Accordingly, I leave you with three of what I consider the Greatest Moments in the history of Sauvignon Blanc-As-Women (or vice-versa)–
Computer Science pioneer Margaret Hamilton of MIT posing with the lines of code she and her team wrote for NASA’s Apollo guidance computers. (She was too busy overcoming sexism, putting men on the moon, and inventing the concept of “software” to bother getting a Ph.D. in a field that barely existed.)
Dr. Lucy Jones, Ph.D., USGS scientist and young mother, A.K.A. “The Earthquake Lady,” explains seismology to us mere mortals during California’s massive 1992 Joshua Tree earthquake.
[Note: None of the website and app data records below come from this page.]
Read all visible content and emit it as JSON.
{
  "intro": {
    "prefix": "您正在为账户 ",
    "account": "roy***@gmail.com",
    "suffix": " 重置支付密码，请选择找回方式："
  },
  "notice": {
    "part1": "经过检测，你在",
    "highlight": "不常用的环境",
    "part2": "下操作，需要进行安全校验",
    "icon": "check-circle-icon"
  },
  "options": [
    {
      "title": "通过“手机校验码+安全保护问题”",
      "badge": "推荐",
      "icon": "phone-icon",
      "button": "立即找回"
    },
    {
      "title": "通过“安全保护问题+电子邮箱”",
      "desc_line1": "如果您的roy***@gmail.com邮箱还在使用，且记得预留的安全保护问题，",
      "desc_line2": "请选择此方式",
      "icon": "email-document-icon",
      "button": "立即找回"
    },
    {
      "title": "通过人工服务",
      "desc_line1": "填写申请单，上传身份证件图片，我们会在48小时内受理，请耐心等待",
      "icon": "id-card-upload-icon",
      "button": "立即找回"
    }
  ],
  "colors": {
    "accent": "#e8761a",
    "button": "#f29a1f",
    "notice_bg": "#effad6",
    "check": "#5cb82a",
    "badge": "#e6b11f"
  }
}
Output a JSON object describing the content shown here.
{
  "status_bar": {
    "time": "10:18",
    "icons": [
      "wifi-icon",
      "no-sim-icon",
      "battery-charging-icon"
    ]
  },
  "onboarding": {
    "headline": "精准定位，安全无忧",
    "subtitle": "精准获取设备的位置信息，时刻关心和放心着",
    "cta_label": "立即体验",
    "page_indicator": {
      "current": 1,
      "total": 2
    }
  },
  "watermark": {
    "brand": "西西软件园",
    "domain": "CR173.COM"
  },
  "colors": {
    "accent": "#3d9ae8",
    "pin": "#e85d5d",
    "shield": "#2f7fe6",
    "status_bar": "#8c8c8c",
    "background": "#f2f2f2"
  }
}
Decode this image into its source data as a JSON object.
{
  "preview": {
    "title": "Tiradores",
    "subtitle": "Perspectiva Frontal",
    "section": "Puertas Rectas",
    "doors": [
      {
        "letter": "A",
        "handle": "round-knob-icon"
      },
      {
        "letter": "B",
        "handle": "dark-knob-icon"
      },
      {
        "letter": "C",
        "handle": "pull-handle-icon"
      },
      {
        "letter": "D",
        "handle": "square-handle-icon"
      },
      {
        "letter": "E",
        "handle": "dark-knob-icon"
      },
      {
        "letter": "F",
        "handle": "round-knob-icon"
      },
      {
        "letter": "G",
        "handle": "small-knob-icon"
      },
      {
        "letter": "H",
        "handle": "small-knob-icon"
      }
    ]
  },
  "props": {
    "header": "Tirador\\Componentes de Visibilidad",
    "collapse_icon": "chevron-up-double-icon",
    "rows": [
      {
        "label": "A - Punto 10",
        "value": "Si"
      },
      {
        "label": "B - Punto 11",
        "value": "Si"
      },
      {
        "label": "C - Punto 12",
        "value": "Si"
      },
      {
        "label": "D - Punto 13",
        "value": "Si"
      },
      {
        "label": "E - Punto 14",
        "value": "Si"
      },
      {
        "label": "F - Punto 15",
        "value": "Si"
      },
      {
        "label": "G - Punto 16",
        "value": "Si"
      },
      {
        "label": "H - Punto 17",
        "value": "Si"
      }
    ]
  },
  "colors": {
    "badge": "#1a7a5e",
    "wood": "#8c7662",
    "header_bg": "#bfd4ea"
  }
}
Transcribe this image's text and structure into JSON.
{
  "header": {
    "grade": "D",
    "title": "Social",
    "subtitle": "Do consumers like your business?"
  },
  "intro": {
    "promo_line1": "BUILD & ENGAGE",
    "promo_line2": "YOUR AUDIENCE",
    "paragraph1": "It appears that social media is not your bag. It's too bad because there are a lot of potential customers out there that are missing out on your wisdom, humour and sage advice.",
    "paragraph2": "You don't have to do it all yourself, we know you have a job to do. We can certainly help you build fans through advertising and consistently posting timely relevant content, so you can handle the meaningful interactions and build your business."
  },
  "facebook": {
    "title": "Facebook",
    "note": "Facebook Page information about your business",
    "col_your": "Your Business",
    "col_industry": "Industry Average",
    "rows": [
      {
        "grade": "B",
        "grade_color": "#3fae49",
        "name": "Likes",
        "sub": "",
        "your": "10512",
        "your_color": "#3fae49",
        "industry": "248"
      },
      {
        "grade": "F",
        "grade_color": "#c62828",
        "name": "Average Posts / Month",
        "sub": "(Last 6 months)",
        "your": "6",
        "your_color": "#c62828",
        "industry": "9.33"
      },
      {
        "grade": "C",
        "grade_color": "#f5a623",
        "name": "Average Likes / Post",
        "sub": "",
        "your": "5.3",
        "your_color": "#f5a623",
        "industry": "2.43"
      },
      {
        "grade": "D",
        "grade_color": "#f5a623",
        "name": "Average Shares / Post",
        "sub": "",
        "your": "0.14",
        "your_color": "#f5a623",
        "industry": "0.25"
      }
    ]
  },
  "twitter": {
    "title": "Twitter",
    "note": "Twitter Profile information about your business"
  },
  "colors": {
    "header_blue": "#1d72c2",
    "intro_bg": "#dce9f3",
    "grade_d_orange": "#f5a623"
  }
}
She became a “breaking news” regular after that, a soothing and reassuring voice of expertise whenever SoCal houses suddenly started changing addresses.
And, of course, the Mother of All Sauvignon Blanc Moments– Susan Boyle’s 2009 audition on “Britain’s Got Talent.” As with a pour of Sauvignon Blanc, there was nothing in her outward mien that remotely hinted at the inner magnificence that would soon reveal itself. (Simon’s expression reminds me of mine the first time I ever tasted great Sancerre.)